Because falls are one of the most significant health risks in Meniere’s, it is always a good idea to ask for a referral for Vestibular Rehabilitation even if you aren’t currently having drop attacks. This specialized form of physical therapy seeks to create a customized inventory of your strengths and weaknesses in balance and movement. Particular emphasis is placed on beefing up your proprioceptive system and how you use your vestibulo-ocular system to maintain stability regardless of what information is coming from your inner ears. In dormant phases of Meniere’s, this gives you super-duper balance.
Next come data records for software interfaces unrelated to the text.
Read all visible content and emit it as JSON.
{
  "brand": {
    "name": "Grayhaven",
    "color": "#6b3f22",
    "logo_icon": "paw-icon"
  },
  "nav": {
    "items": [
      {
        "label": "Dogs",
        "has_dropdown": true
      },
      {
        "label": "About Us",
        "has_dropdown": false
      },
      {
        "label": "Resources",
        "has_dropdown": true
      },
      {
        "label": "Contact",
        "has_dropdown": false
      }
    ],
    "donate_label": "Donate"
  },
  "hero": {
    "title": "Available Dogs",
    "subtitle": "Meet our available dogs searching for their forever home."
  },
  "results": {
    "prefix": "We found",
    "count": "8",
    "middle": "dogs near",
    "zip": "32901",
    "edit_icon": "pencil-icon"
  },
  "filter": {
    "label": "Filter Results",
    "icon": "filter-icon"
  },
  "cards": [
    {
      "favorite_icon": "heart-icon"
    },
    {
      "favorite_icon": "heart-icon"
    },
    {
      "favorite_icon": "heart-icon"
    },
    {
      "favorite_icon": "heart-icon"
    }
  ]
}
More importantly, in active phases, when your inner ears are completely unreliable, the lessons learned in vestibular rehabilitation give you the ability to ignore the “crazy talk” of the affected labyrinth and focus on the reliable and now very strong alternate systems for keep you upright, safe, and secure.
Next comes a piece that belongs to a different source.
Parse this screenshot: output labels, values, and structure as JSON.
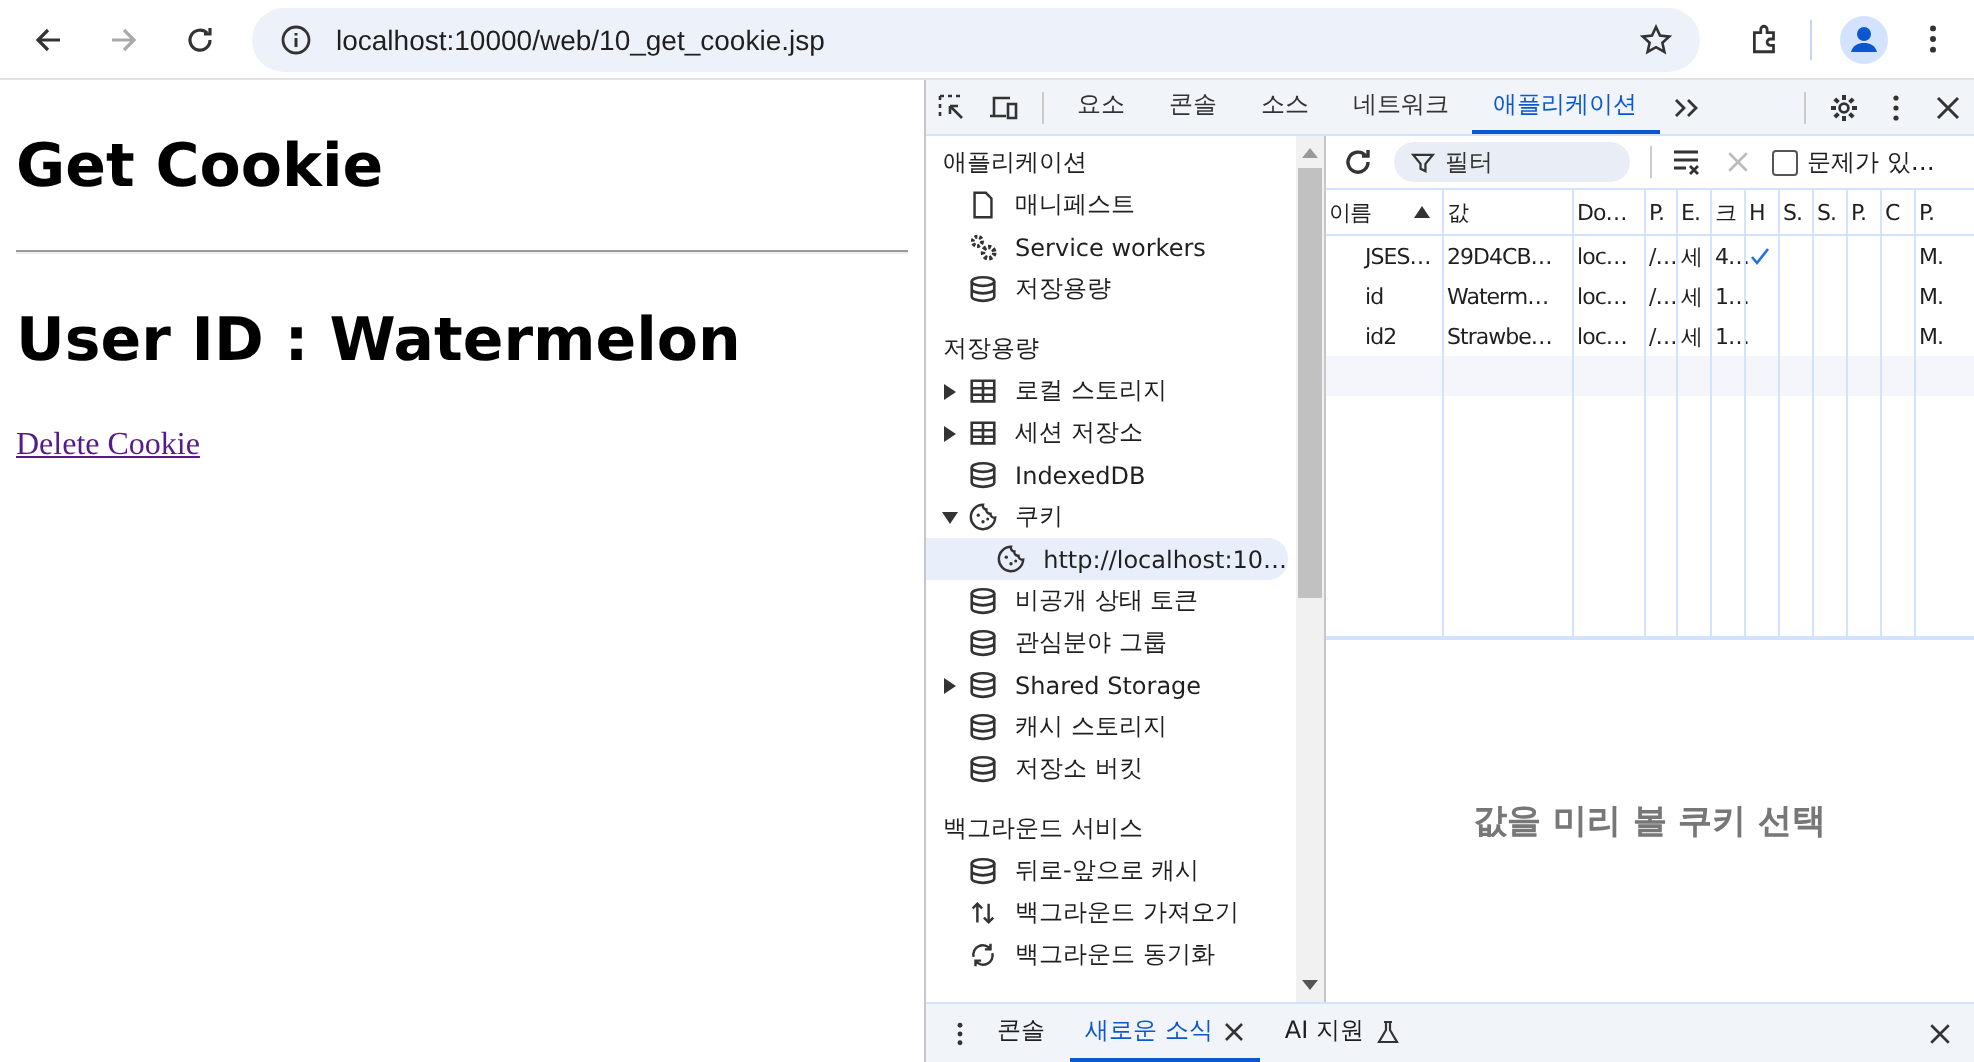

Treating more severe cases
In some cases, severe symptoms persist despite all of the above management strategies. For these cases, further medical assessment by an inner ear sub-specialist called a neurotologist is indicated. Some common treatments for “intractable” (hard to control) Meniere’s includes injections of Gentamicin which is known to diminish balance response to the treated ear, or endolymphatic sac decompression, which surgically decreases the volume and therefore pressure of the fluid in the vestibule by placing a shunt in the endolymphatic sac. In very severe cases, the vestibular nerve is severed to prevent disruptive signals from the affected ear from reaching the brain. In the most extreme cases, total removal of the vestibular labyrinth called a labyrinthectomy may be performed.
Research into Meniere’s treatment
Research into the cause and treatment of Meniere’s is ongoing and while a cure has yet to be found, places like the National Institute on Deafness and Other Communication Disorders (NIDCD) and the Mayo Clinic continue to fund and conduct research on the underlying cause, how other disorders and external factors affect symptoms and treatments to make living with Meniere’s easier and more effective. The National Institutes of Health (NIH) also funds research into Meniere’s.
Living with Meniere’s
Meniere’s is a significant issue, but it does not need to be a show stopper. The more you know about how your version of Meniere’s behaves, the better equipped you are to work with and around it. First, realize you are not alone. It is estimated that worldwide, 12 out of every 1,000 people have Meniere’s.
You have no control over where and when Meniere’s will take your hearing and balance, but you have 100% control over how you allow that reality to impact you.
Reach out to organizations like The Vestibular Disorders Association, The American Tinnitus Association, and the Hearing Loss Association of America to connect with others who are going through similar experiences with Meniere’s.
Taking control of your health and lifestyle habits not only helps your body adapt to Meniere’s, but it reinforces that you are an active collaborator with a not-so-nice visitor in your life rather than a passive responder to a chaotic, unpredictable, and unwanted intruder. Fear and frustration are valid and expected reactions to Meniere’s but they are not the only ones.